The crowd then left the area, and the two men who hit the victim can be seen on surveillance video reuniting and engaging in celebratory actions according to the report. At that point, video shows two of the security guards escort the suspects and crowd away from the area and out of camera view.
The report goes on to say at no point does any of the security officers on scene attempt to detain any of the parties involved. The third security officer does not engage any parties involved at any point and does not appear to help the victim in any way.
After the fight, the 25-year-old victim was bleeding from the back of the head when he, a witness and two other males flagged down police, according to the police report.

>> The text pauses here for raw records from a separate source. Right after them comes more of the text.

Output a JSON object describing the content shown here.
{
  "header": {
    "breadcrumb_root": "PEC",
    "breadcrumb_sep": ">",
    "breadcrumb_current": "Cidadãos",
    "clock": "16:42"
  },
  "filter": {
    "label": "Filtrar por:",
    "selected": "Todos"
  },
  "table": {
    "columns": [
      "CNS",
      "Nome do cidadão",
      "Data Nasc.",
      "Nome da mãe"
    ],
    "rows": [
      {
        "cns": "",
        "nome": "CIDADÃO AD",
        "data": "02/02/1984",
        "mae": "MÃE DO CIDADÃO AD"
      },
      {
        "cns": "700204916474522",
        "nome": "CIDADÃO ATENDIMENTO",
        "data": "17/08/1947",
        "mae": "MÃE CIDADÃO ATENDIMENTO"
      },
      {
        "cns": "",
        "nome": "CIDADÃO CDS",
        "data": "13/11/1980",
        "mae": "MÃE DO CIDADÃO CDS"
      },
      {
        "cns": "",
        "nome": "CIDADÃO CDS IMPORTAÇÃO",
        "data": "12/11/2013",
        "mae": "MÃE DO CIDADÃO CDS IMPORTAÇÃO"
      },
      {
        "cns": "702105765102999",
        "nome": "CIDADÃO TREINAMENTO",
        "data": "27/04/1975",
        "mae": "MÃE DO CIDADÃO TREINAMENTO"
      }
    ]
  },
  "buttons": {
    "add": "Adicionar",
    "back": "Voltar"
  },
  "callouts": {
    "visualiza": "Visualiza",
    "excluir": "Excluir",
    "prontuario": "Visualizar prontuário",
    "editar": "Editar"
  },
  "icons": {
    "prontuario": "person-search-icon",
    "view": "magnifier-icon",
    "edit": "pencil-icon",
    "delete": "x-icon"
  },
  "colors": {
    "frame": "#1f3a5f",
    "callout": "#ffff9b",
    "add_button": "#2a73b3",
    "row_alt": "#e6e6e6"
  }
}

The victim and the witness both told police the man who initially engaged with the victim asked the victim are you a fighter? The victim said he denied being a fighter but then the man commented about the victim s cauliflowered ears.
The victim said he eventually admitted to being a fighter, and the man then said, Oh, you think you re a tough guy?

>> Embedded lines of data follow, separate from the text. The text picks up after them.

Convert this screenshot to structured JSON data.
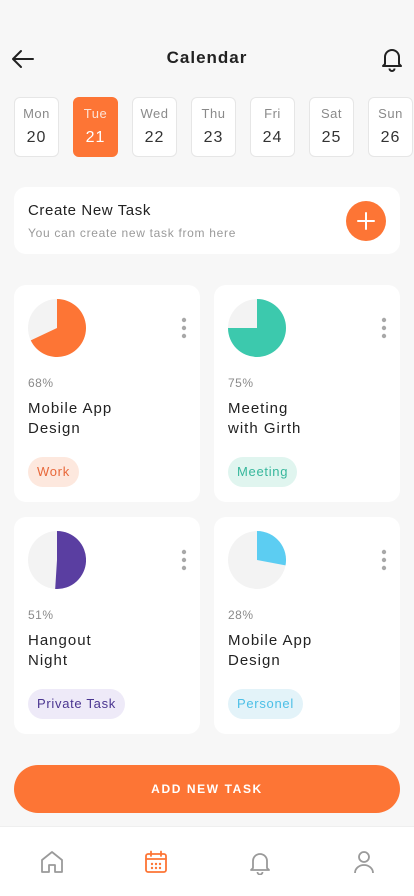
{
  "header": {
    "title": "Calendar",
    "back_icon": "arrow-left-icon",
    "bell_icon": "bell-icon"
  },
  "days": [
    {
      "name": "Mon",
      "num": "20",
      "active": false
    },
    {
      "name": "Tue",
      "num": "21",
      "active": true
    },
    {
      "name": "Wed",
      "num": "22",
      "active": false
    },
    {
      "name": "Thu",
      "num": "23",
      "active": false
    },
    {
      "name": "Fri",
      "num": "24",
      "active": false
    },
    {
      "name": "Sat",
      "num": "25",
      "active": false
    },
    {
      "name": "Sun",
      "num": "26",
      "active": false
    }
  ],
  "create_task": {
    "title": "Create New Task",
    "subtitle": "You can create new task from here",
    "icon": "plus-icon"
  },
  "tasks": [
    {
      "percent": "68%",
      "progress": 0.68,
      "title_line1": "Mobile App",
      "title_line2": "Design",
      "tag": "Work",
      "color": "#fd7535",
      "tag_bg": "#fde8de",
      "tag_color": "#e8683a"
    },
    {
      "percent": "75%",
      "progress": 0.75,
      "title_line1": "Meeting",
      "title_line2": "with Girth",
      "tag": "Meeting",
      "color": "#3cc9ad",
      "tag_bg": "#e0f5ef",
      "tag_color": "#37b79c"
    },
    {
      "percent": "51%",
      "progress": 0.51,
      "title_line1": "Hangout",
      "title_line2": "Night",
      "tag": "Private Task",
      "color": "#5a3ea1",
      "tag_bg": "#eeeaf8",
      "tag_color": "#4a3590"
    },
    {
      "percent": "28%",
      "progress": 0.28,
      "title_line1": "Mobile App",
      "title_line2": "Design",
      "tag": "Personel",
      "color": "#5ccdf2",
      "tag_bg": "#e3f3f9",
      "tag_color": "#4cbfe6"
    }
  ],
  "add_button": {
    "label": "ADD NEW TASK"
  },
  "tab_bar": {
    "items": [
      "home-icon",
      "calendar-icon",
      "bell-icon",
      "user-icon"
    ],
    "active_color": "#fd7535",
    "inactive_color": "#9a9a9a"
  },
  "colors": {
    "accent": "#fd7535",
    "background": "#f7f7f7",
    "card": "#ffffff"
  }
}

The victim and the witness told police the victim repeatedly said he did not want any trouble, but the man took a fighting stance and the victim took a similar stance.
Then the fight began.
The victim said he did not remember the fight afterwards, but he noticed his wallet containing two credit cards and cash was missing.
Police have not named any suspects in the case.
News13 has requested a comment from Broadway at the Beach but has not yet gotten a response.
TWO teenagers with serious mental health problems had to travel more than 270 miles because there were no hospital beds available for them.
They were among 16 young patients forced to go out of the county for treatment between September 2015 and February this year.
A Freedom of Information request gas revealed the longest distance travelled was a trip of 277 miles to Bury, Greater Manchester.
Other locations included Wheaton Aston in Staffordshire, Attleborough in East Anglia, Colchester in Essex, Roehampton, Godden Green in Kent, Roehampton and Enfield in London and Woking in Surrey.
The trust also sent 13 adults outside the county over the same period with patients sent to locations in London, Kent, Southampton, and Woking.
The revelation has sparked calls from the mental health charity YoungMinds for better Government investment in beds and services.
The charity said more must be done to ensure specialist mental health services are more widely available for children and teenagers closer to home.
Director of campaigns Lucie Russell said: When a child reaches crisis point and their suffering is so acute they need inpatient care, they should not have to wait for a bed, nor travel hundreds of miles to get one.
Children in crisis and their families need comprehensive and immediate support during this extremely traumatic time.
The charity said inpatient care should be a last resort but the lack of early intervention services that focus on prevention is causing a surge in demand for inpatient beds.
Ms Russell said: This is both expensive and increases the suffering of children and their families.
Sussex Partnership service director for children and young people, Ruth Hillman, said: Sometimes the children and young people referred to our services for care need specialist inpatient treatment that we are not commissioned to provide so they have to receive this out of the area.
Examples of this include psychiatric intensive care, severe learning disability conditions and those young people who require placements in forensic adolescent units.
This is what happened in all but three of these 16 cases.
These 13 children and young people needed care outside of our area because all their conditions required specialist care.
Our priority and focus is always on providing the right care in the right place for the children and young people we treat.
Most of the time that is at home but sometimes a period in hospital is needed.
In the rare cases where we do not have bed space in any of our hospitals and have to look out of the area we always work very closely with the young person and their family and would look to move them back to the local area as soon as capacity is available and their condition allows.